STAND UP AND FIGHT FOR YOUR RIGHTS! SPEAK OUT! CREATE REFORM GROUPS!
2 thoughts on “Before the HOA Syndrome there was The Milgram Experiment”
I never heard about that follow-up experiment where participants were much more likely to disobey (ie, do the right thing) if they saw others disobey. Pretty interesting, but not at all surprising, unfortunately.
With so many HOA members suffering from ‘HOA Passivity Syndrome,’ in Judith’s phrase, an aggrieved unit owner can’t count on his neighbors to do the right thing and stand up against an abusive HOA board.
The only practical way to level the playing field between the all-powerful board and the lowly unit owner is through serious condo law reform enacted by the states, as you advocate.
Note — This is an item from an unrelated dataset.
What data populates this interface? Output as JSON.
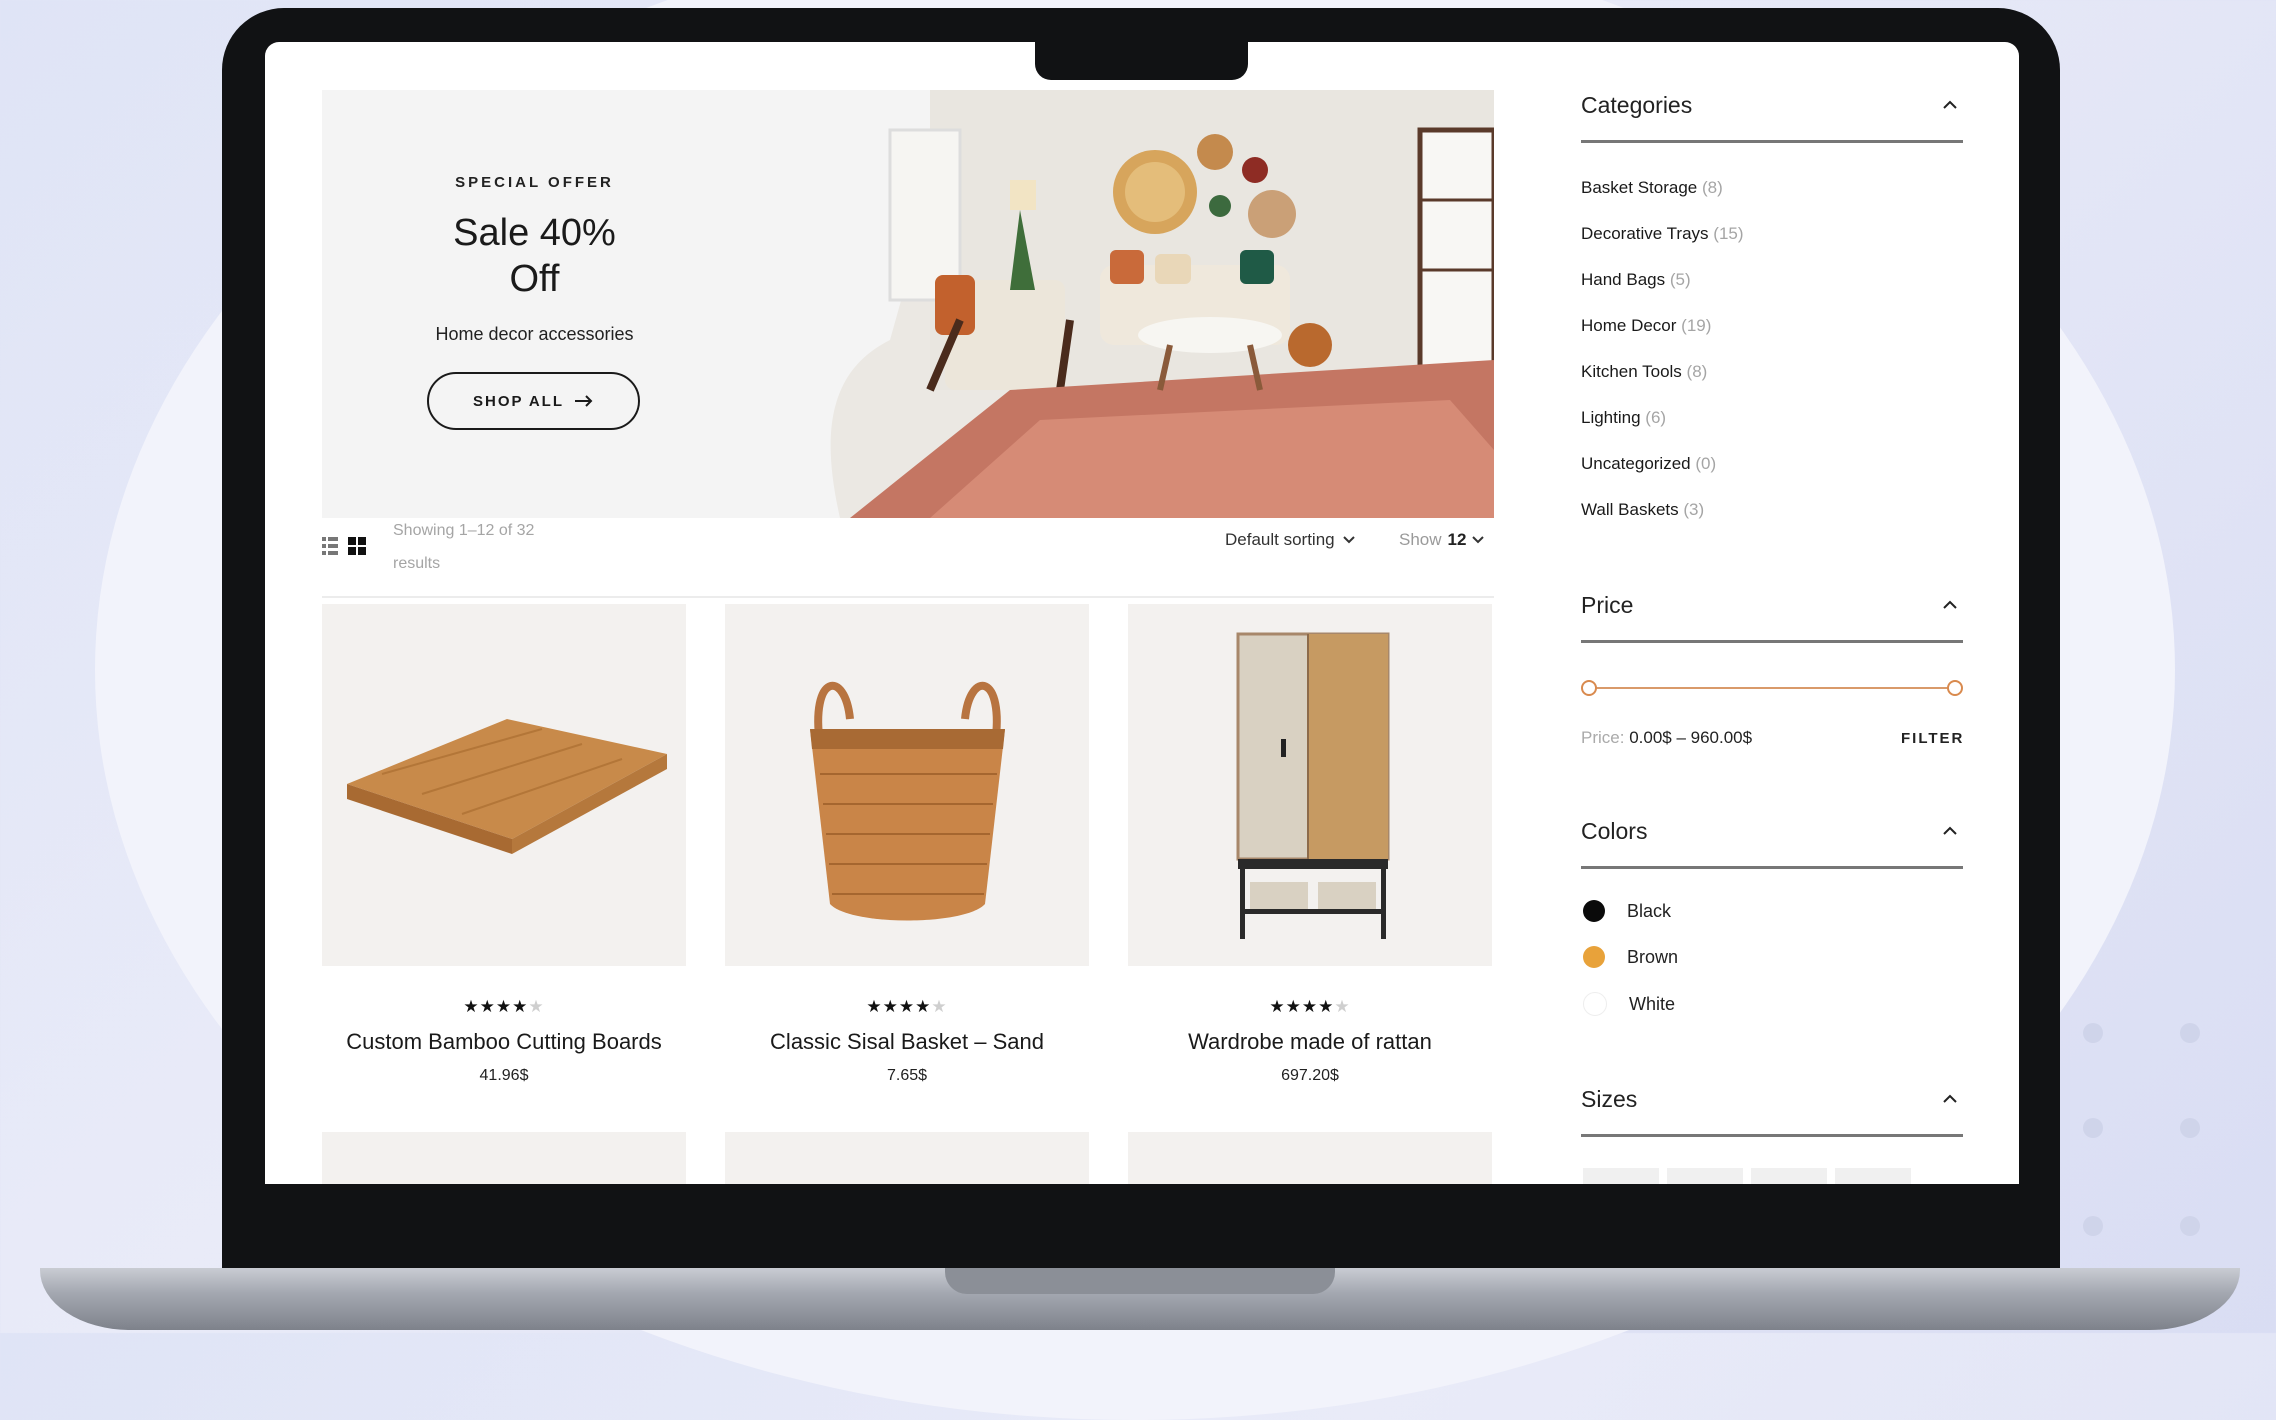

But I’ve done a little research on the matter, and I frankly don’t see it happening anytime soon.
‘HOA Syndrome’, undoubtedly a valid condition, describes the victims of an HOA attacks.
Since there are an estimated 27 million plus Americans living in enforced deed-restricted ‘communities’, I think the perpetrators of the Syndrome and the passive ‘aiders and abettors’ should be defined specifically too.
My suggestion is ‘HOA Specific Personality Disorder’ -describing the prime perpetrators of what really amount to be a medly of hate crimes against their neighbors. Those who because of a unique opportunity to attain a local, unregulated dictatorial level of power, highly disproportionate to the norm for our country and for their individual skill and education levels, use the opportunity to fulfill their fantasies of grandiosity and absolute power. They successfully suppress their ‘common sense’ and morals and rely on the most twisted and narrow interpretation of ‘the rules’ in order to sow scorn, abuse and hate upon their neighbors. While insisting that they are the ‘normal’ ones and their hapless victims are just ‘disgruntled’ homeowners who will not follow their rules.
And perhaps also ‘HOA Passivity Syndrome’: Those who aid and abet by actively ignoring the chaos and maintaining absolute silence while their neighbors are abused. In false hope that this will make them immune to the same victimization or at least insure that it doesn’t happen to them at the same level.
A false hope, as ‘regular’ Germans found out in WWII, since it was eventually their sons and husbands who were ultimately sacrificed for cause after cause, including a war that most had no interest in pursuing. But by virtue of early pathologic passivity and refusing to address the ethical or practical issues, they ultimately made themselves as guilty as the original sadistic perpetrators.